XIX. He was incapable of exertion and seldom went about the city on foot, while on his campaigns and journeys he rarely rode on horseback, but was regularly carried in a litter. He took no interest in arms, but was particularly devoted to archery. There are many who have more than once seen him slay a hundred wild beasts of different kinds on his Alban estate, and purposely kill some of them with two successive shots in such a way that the arrows gave the effect of horns. Sometimes he would have a slave stand at a distance and hold out the palm of his right hand for a mark, with the fingers spread; then he directed his arrows with such accuracy that they passed harmlessly between the fingers.
XX. At the beginning of his rule he neglected liberal studies,b although he provided for having the libraries, which were destroyed by fire, renewed at very great expense, seeking everywhere for copies of the lost works, and sending scribes to Alexandria to transcribe and correct them. Yet he never took any pains to become acquainted with history or poetry, or even to acquiring an ordinarily good style. He read nothing except the memoirs and transactions of Tiberius Caesar; for his letters, speeches and proclamations he relied on others' talents. Yet his conversation was not inelegant, and some of his sayings were even noteworthy, " How I wish," said he " that I were as fine looking as Maecius thinks he is." He declared too that the head of a certain man, whose hair had changed colour in such a way that it was partly reddish and partly grey, was like " snow on which mead had been poured."
XXI. He used to say that the lot of princes was most unhappy, since when they discovered a conspiracy, no one believed them unless they had been killed.

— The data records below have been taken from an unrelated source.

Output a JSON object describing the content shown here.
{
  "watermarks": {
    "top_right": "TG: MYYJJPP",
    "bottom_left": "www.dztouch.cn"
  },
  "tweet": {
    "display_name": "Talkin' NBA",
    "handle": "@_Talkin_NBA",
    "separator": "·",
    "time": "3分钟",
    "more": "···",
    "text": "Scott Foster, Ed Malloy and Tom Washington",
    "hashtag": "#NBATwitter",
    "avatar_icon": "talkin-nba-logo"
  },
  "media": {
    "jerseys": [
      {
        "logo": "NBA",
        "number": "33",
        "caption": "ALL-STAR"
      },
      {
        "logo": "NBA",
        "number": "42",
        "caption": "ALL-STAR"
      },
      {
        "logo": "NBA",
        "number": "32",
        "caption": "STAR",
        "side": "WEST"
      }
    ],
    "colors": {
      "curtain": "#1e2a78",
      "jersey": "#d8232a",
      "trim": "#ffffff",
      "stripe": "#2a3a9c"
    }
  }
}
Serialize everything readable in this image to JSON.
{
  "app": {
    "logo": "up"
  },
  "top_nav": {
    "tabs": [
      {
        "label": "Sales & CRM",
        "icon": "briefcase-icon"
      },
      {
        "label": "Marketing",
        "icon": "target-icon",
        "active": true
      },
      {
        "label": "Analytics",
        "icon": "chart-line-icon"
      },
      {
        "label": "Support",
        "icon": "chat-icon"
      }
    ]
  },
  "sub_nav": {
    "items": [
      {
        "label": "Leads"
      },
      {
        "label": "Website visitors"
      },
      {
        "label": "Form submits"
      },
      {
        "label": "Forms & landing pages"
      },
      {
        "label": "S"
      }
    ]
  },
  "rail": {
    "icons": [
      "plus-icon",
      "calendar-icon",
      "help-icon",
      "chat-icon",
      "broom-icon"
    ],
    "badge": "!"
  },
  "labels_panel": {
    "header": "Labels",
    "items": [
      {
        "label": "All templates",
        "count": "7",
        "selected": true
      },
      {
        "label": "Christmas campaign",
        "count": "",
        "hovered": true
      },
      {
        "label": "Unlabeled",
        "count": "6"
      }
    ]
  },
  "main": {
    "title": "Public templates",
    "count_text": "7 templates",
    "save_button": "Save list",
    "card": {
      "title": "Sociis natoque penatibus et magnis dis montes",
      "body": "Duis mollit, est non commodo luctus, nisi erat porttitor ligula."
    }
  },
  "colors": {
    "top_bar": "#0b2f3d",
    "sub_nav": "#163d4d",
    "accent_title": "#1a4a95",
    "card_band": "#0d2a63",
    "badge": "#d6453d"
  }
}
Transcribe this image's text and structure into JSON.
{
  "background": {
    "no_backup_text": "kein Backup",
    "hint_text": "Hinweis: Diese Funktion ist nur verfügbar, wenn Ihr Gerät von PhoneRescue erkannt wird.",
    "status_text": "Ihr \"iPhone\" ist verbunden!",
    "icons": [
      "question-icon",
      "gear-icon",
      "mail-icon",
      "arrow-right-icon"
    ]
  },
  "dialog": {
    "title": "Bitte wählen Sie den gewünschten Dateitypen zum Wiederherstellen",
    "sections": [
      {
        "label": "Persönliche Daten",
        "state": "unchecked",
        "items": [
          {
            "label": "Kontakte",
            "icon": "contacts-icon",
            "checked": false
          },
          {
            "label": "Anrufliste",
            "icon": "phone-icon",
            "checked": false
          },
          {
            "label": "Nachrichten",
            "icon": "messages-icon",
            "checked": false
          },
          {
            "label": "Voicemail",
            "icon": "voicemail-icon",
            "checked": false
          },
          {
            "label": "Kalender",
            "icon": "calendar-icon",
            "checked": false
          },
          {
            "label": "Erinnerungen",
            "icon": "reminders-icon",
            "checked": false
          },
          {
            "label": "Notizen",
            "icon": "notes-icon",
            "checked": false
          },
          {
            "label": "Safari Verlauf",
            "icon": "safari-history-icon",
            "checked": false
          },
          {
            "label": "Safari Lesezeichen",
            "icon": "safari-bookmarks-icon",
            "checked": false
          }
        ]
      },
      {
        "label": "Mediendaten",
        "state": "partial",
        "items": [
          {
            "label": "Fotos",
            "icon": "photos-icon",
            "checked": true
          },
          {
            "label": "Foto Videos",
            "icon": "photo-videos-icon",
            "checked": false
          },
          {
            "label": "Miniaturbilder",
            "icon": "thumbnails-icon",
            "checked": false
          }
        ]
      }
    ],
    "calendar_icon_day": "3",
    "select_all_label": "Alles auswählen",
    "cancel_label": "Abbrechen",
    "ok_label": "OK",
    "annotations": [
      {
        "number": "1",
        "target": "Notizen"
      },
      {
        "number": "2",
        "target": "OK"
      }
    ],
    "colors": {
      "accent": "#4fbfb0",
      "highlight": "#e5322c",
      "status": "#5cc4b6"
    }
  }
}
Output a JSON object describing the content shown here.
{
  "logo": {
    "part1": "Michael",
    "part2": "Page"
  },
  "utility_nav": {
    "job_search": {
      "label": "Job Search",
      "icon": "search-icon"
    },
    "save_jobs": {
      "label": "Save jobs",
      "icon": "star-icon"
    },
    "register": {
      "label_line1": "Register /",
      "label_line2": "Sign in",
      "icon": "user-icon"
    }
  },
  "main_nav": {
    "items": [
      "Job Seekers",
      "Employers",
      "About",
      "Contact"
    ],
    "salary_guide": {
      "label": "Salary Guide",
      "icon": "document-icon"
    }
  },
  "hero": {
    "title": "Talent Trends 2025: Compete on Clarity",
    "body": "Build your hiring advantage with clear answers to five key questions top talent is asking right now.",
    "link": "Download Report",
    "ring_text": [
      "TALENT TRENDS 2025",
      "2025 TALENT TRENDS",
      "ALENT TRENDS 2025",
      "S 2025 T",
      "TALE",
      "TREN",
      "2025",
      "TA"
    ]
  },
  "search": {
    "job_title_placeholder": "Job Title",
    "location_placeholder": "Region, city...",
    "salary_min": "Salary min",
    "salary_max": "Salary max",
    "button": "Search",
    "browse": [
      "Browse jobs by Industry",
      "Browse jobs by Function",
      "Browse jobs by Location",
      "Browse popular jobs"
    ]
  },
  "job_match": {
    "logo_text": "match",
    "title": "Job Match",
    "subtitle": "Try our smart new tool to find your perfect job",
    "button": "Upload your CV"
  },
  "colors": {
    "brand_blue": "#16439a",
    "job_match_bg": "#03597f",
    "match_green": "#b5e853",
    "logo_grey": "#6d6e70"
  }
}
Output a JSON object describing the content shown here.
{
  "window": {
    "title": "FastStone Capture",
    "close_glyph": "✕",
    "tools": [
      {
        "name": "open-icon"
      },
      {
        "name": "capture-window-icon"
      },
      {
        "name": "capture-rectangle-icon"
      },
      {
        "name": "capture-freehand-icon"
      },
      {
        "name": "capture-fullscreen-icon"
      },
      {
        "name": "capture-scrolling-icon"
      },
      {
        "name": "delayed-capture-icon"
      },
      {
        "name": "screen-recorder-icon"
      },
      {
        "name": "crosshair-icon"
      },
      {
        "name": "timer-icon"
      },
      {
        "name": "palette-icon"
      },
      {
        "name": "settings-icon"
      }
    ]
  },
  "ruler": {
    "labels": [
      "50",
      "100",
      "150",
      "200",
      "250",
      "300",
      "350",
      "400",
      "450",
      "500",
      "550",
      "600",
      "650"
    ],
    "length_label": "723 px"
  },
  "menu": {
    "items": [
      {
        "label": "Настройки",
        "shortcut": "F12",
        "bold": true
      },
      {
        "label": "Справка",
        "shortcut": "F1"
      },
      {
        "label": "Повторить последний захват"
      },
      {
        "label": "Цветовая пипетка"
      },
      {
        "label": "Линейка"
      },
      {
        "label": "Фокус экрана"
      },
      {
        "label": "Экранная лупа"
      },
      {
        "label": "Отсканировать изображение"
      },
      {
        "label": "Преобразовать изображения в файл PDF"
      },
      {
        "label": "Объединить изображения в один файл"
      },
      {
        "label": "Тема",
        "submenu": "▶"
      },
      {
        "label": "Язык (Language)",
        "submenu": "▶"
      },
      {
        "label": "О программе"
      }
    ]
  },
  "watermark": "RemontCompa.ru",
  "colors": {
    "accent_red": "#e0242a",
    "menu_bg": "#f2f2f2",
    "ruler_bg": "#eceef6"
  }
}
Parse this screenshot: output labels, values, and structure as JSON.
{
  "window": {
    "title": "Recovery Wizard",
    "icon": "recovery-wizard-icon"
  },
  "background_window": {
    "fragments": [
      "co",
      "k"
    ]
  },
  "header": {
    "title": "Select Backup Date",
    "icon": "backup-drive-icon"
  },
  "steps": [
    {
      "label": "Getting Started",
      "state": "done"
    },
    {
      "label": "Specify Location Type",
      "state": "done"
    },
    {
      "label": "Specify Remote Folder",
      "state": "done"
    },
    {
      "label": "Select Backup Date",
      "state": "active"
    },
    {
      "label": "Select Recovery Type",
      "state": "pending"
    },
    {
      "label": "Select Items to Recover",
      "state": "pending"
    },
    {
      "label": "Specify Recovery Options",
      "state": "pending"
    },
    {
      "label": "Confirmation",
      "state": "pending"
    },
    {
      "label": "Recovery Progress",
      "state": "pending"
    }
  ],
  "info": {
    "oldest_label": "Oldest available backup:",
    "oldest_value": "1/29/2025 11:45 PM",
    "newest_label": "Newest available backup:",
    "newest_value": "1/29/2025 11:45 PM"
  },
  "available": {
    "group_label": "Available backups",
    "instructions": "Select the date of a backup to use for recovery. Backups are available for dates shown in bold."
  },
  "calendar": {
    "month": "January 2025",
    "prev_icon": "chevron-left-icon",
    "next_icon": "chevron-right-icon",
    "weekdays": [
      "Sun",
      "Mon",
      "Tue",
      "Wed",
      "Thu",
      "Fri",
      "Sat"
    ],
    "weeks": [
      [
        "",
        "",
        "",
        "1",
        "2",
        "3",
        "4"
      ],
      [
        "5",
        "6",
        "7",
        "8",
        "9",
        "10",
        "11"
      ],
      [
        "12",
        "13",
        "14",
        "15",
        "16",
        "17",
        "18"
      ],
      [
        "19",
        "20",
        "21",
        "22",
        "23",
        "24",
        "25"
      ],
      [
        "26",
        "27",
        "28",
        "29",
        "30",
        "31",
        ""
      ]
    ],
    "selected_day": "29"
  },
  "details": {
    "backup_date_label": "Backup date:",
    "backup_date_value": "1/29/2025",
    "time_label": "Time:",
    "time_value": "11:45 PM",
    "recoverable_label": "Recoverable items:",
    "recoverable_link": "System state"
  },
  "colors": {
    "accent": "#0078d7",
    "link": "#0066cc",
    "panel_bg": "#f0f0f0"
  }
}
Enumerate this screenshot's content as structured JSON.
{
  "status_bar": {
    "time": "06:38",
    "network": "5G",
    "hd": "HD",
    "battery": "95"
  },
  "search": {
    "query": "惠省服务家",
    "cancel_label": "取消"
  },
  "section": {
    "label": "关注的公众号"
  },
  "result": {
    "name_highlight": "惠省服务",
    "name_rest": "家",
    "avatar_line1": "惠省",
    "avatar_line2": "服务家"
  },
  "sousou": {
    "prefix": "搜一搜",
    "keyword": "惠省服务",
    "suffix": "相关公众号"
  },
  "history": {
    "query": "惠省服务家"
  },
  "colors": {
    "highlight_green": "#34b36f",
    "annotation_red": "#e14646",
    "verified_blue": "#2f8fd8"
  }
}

Whenever he had leisure he amused himself with playing at dice, even on working days and in the morning hours. He went to the bath before the end of the forenoon and lunched to the point of satiety, so that at dinner he rarely took anything except a Matian apple and a moderate amount of wine from a jug. He gave numerous and generous banquets, but usually ended them early; in no case did he protract them beyond sunset, or follow them by a drinking bout. In fact, he did nothing until the hour for retiring except walk alone in a retired place.
XXII. He was excessively lustful. His constant sexual intercourse he called bed-wrestling, as if it were a kind of exercise. It was reported that he depilated his concubines with his own hand and swam with common prostitutes. After persistently refusing his niece, who was offered him in marriage when she was still a maid, because he was entangled in an intrigue with Domitia, he seduced her shortly afterwards when she became the wife of another, and that too during the lifetime of Titus. Later, when she was bereft of father and husband, he loved her ardently and without disguise, and even became the cause of her death by compelling her to get rid of a child of his by abortion.